After identification and assessment, the next important task is to develop specific response(s) to each risk or group of risks.

Response development: Broadly speaking, there are three response options available to you:

Avoidance: You can avoid a risk by eliminating its cause. If there is a risk of theft of stock from your warehouse, you may eliminate that risk by strengthening the physical security (manned, CCTVs, controlled access, etc.) as well as the processes of accessing the warehouse. Risk avoidance is about taking specific measure(s) to forestall the occurrence of the risk.

Mitigation: This is about lowering the likely occurrence of the risk as well as managing the negative consequence of its crystallization.  In the earlier example of the delivery of perishables, you could reduce the risks of losses on the road by employing the services of a reliable trucking company with a good fleet of trucks and a track record of safe deliveries, to try to reduce the risks of accidents and vehicle breakdown. In addition, you could cover your goods by a goods-in-transit insurance from a reputable insurance company, which will make good any losses that you may suffer if a breakdown or accident leads to the spoilage of the goods in whole or in part.

Mitigation is sometimes about taking several measures to address just one risk or a group of risks. The example of insurance is called risk transfer. Sometimes you could reduce your risk through hedging, sharing, shifting, etc.

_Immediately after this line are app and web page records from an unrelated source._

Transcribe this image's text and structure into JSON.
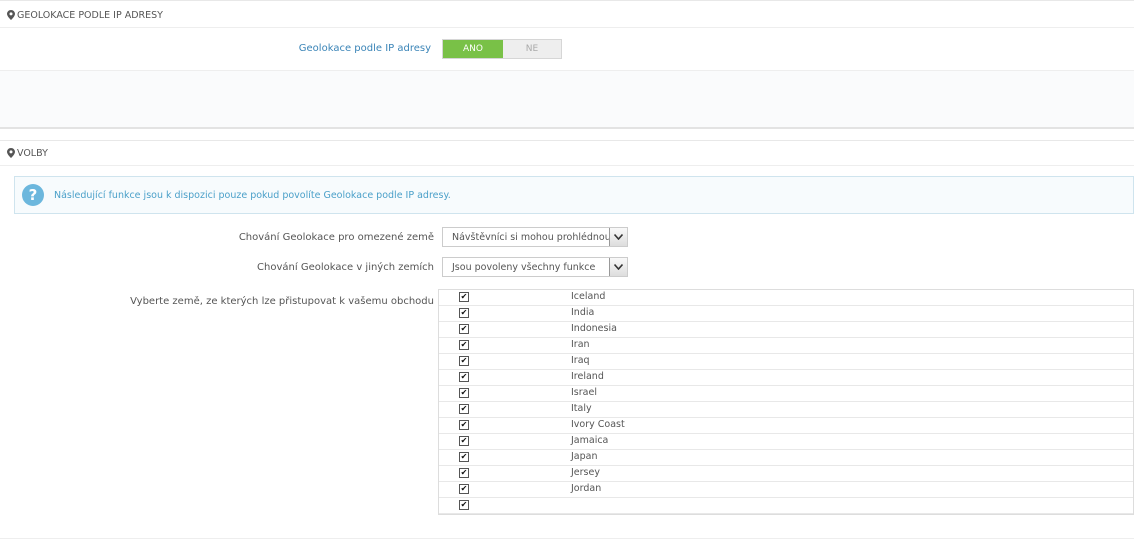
{
  "geo_section": {
    "title": "GEOLOKACE PODLE IP ADRESY",
    "toggle_label": "Geolokace podle IP adresy",
    "toggle_on": "ANO",
    "toggle_off": "NE",
    "toggle_value": "ANO"
  },
  "options_section": {
    "title": "VOLBY",
    "info_text": "Následující funkce jsou k dispozici pouze pokud povolíte Geolokace podle IP adresy.",
    "restricted_label": "Chování Geolokace pro omezené země",
    "restricted_value": "Návštěvníci si mohou prohlédnout i",
    "other_label": "Chování Geolokace v jiných zemích",
    "other_value": "Jsou povoleny všechny funkce",
    "countries_label": "Vyberte země, ze kterých lze přistupovat k vašemu obchodu",
    "countries": [
      {
        "name": "Iceland",
        "checked": true
      },
      {
        "name": "India",
        "checked": true
      },
      {
        "name": "Indonesia",
        "checked": true
      },
      {
        "name": "Iran",
        "checked": true
      },
      {
        "name": "Iraq",
        "checked": true
      },
      {
        "name": "Ireland",
        "checked": true
      },
      {
        "name": "Israel",
        "checked": true
      },
      {
        "name": "Italy",
        "checked": true
      },
      {
        "name": "Ivory Coast",
        "checked": true
      },
      {
        "name": "Jamaica",
        "checked": true
      },
      {
        "name": "Japan",
        "checked": true
      },
      {
        "name": "Jersey",
        "checked": true
      },
      {
        "name": "Jordan",
        "checked": true
      },
      {
        "name": "",
        "checked": true
      }
    ]
  },
  "colors": {
    "accent_green": "#79c147",
    "info_blue": "#4ba0c9",
    "label_blue": "#3a84b7"
  }
}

Acceptance: Sometimes a risk is identified as a possibility and there isn’t much that could be done to avoid or mitigate it. In such a situation, you will need to assess if the likely consequences are bearable or not. If the likely consequence is bearable, that is easy to accept. If, on the other hand, the likely consequence may be substantial, it will be to your calling to make a decision one way or the other.

Often, businessmen and decision makers accept risks with likely hefty consequences if they have done everything they could to minimise the likelihood of anything going wrong in a given situation. For instance, when NASA scientists and engineers decided to land man on the moon, they were very clear of the likely consequences of failing to return the astronauts back to earth. But having done everything they needed to do, they accepted the risk that certain things might still go wrong which, thankfully, did not. We can, therefore, take risks IF we have done everything, we can satisfactorily minimise the likelihood of its occurrence. The word satisfactorily is key here and it is about our risk propensities.

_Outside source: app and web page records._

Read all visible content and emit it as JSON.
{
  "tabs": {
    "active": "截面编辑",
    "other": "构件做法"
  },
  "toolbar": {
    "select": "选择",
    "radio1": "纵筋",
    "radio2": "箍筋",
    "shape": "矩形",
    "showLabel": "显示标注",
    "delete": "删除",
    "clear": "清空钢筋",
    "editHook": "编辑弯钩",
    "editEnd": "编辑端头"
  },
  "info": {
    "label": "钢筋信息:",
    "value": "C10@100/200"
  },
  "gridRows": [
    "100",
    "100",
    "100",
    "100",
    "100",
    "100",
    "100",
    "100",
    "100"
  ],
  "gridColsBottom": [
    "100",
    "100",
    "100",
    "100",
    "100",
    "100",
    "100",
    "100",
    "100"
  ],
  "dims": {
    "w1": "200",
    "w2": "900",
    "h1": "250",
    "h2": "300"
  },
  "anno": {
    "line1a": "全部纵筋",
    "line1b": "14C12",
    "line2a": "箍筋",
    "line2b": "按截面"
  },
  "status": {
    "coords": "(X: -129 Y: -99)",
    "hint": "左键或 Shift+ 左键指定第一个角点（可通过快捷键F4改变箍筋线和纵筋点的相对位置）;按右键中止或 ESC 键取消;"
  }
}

What are some things you should do to ensure that your business is alert to the risks it faces, and appropriate measures are always in place or can be put in place?  

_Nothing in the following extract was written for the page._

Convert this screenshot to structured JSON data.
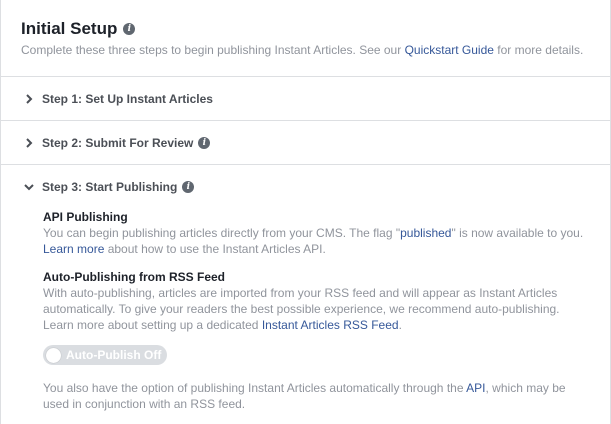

Legal considerations: Ensure that your business is legally registered to do what it does. Renewals of certifications should be taken seriously and done timely to eliminate any windows in which you may operate outside by law by default. Retain a lawyer to provide such services, as may be required.

Financial records: Keep your accounts properly and ensure that you make statutory payments as and when due. Retain an accountant to help you meet the various obligations.

Employees: Make sure you have proper contracts with your employees. They should also be continuously trained and motivated to keep them interested and committed to their jobs. If your staff are competent, they can sniff risks from a mile away and take care of them! 

Insurance: Identify all the areas of your business where insurance covers may be required either by law or just in your own business interests. Appropriate insurance can offer asset protection covers as well as against claims from third parties. Vehicles, office equipment, plants, etc. should all be insured. Goods-in-transit, fire, burglary and special perils should be covered depending on your situation and circumstances.

Premises protection: This is particularly important when the location you operate is critical to your business. You should plan to have the rents, rates and any leases thereon paid on time to avoid disruptions.

We will conclude this series next with more of specific measures to help ensure that your business is alert and responsive to the risks that it faces.